My approach, for no initial reasoning, tends to tap into an emotional side previously (for the most part) unshown in skating.The obsession, the struggle, the felt euphoria of landing a trick for the first time; these things have ALWAYS been a part of what it's like to be a skateboarder, it's just wasn't often translated well on film. For the most part, if the shot is a moving one (and they often are), it's because I've got my board under my feet. Kilian Martin and I had just wrapped up a two week long shoot throughout the UK, were out grabbing Sushi in LA and had a "well....next? For whatever reason we ended up spending the next few hours scouring images of India and becoming obsessed.

Looking at Brett Novak's work, the most astonishing thing is the beauty of his cinematic gaze.

His videos act both as a reflection of and a medium between capturing the experience of skateboarding and different places and their spatial potential.

Since you're at the mercy of the moment, and especially the location (we basically never have an area "reserved"), you run into normal day life.

People walking in the background, a poster on the wall, garbage on the street, a plane going overhead.

With all of this it's no surprise that most skate media has come out of here, but skateboarding as a whole is absolutely global.
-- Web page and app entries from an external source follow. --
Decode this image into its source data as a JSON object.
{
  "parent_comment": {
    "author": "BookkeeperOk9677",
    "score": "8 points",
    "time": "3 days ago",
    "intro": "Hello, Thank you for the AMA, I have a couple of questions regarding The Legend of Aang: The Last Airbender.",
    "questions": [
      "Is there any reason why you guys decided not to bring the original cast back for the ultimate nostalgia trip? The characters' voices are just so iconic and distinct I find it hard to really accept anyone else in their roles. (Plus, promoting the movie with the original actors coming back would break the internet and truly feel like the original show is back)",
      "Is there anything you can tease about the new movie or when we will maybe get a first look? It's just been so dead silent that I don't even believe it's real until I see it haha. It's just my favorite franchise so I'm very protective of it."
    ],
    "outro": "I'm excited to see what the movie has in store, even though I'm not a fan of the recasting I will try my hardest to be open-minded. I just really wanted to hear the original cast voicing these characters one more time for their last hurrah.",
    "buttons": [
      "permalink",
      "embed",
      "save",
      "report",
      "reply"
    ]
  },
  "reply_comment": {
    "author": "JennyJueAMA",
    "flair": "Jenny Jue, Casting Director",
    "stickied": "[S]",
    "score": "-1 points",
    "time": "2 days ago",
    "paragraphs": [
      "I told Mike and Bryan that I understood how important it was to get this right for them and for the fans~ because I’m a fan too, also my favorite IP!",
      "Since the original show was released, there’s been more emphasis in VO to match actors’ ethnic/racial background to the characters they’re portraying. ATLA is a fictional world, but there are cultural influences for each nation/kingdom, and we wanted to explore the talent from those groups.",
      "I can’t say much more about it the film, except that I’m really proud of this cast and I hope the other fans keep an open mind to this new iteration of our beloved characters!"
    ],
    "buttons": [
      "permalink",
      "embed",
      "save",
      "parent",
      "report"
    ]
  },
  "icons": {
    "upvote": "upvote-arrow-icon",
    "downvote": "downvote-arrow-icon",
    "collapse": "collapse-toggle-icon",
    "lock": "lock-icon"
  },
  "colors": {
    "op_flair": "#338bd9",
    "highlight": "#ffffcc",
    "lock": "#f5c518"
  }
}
Every corner of the earth in the strangest places you would NEVER expect to find a board - SOMEONE has one.

Can you tell me more about the mix of these different disciplines? We tend to only be shunned by any evidence of our presence from any outsider.

BN: Kay, a brilliant and accomplished artist in his own right, approached me a few years ago with the project in mind. Yelled at for grinding up a ledge, leaving marks on a bank, etc.

JL: One of the fundamental objectives of art is to communicate things, to find the essence of the beauty.